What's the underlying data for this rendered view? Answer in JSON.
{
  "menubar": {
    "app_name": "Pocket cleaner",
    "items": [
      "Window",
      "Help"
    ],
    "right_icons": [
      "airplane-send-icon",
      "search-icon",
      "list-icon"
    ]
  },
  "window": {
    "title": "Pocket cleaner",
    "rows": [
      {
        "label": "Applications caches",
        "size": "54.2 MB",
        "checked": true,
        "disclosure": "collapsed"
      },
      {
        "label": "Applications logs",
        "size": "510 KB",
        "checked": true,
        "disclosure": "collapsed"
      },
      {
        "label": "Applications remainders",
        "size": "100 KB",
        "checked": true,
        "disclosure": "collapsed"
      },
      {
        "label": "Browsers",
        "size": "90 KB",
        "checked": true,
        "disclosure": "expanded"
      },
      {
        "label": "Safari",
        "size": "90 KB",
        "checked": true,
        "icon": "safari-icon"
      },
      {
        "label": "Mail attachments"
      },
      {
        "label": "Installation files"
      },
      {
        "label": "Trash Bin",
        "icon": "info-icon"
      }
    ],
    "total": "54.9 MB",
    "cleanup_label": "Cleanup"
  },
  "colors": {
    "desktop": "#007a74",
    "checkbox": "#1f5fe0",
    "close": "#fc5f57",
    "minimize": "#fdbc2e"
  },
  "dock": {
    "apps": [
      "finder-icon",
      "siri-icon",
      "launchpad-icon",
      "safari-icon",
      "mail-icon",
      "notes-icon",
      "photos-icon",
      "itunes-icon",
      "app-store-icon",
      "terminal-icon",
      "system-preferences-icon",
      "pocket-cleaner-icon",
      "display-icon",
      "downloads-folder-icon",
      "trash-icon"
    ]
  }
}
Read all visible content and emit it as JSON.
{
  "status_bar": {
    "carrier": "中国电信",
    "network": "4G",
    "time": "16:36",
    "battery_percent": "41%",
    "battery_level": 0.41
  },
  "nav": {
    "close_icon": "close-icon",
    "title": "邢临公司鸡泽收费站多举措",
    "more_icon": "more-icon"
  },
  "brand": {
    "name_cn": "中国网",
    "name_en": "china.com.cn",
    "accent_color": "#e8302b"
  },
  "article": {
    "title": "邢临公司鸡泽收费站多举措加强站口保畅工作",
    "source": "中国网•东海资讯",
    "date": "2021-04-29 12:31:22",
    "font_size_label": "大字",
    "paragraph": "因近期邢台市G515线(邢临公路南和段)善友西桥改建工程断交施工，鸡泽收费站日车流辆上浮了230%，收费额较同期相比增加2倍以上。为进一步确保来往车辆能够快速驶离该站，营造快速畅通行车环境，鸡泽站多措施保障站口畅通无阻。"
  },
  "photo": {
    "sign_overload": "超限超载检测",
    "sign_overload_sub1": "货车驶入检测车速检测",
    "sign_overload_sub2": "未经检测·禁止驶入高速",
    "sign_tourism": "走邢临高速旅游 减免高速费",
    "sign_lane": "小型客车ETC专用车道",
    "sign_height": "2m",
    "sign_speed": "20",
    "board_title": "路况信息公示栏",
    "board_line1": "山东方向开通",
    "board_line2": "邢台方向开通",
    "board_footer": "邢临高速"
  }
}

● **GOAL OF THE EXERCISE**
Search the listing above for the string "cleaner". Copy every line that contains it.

● **RESPONSE**
    "app_name": "Pocket cleaner",
    "title": "Pocket cleaner",
      "pocket-cleaner-icon",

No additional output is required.